Material for the task Block Start
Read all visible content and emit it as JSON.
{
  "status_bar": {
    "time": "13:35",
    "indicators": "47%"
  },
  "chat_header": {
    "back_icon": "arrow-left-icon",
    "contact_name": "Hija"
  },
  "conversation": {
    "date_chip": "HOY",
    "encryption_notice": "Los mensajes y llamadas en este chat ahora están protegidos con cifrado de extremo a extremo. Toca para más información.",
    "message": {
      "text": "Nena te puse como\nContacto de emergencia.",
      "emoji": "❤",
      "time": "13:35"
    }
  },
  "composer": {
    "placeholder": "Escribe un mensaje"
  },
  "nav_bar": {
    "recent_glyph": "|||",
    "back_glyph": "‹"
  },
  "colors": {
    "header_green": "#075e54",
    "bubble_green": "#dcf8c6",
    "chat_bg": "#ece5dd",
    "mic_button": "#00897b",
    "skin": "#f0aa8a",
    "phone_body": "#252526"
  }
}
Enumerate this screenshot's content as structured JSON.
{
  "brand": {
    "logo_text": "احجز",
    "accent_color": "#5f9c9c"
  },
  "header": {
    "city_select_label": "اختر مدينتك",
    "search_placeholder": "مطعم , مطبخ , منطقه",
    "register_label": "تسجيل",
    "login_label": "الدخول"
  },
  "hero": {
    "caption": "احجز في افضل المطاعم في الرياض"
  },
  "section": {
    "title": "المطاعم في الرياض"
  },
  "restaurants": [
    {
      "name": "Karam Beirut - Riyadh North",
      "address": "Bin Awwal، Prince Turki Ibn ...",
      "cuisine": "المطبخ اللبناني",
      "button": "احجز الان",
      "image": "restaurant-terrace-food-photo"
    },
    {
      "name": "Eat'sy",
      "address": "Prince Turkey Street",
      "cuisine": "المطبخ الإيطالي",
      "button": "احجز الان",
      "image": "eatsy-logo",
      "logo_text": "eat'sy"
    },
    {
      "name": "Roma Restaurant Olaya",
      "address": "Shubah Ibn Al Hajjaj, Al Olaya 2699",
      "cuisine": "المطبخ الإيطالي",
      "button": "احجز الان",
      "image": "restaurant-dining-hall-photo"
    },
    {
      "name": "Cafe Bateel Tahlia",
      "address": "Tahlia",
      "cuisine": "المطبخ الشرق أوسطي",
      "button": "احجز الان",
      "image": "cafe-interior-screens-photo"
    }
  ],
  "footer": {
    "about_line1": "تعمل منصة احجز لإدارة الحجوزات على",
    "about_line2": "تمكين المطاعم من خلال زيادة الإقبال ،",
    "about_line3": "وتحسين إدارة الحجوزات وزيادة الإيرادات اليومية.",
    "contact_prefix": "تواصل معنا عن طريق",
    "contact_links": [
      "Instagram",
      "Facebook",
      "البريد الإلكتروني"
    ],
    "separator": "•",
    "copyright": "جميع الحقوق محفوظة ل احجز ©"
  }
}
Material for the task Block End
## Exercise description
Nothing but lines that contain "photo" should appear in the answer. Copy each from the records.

## Solution for this problem
      "image": "restaurant-terrace-food-photo"
      "image": "restaurant-dining-hall-photo"
      "image": "cafe-interior-screens-photo"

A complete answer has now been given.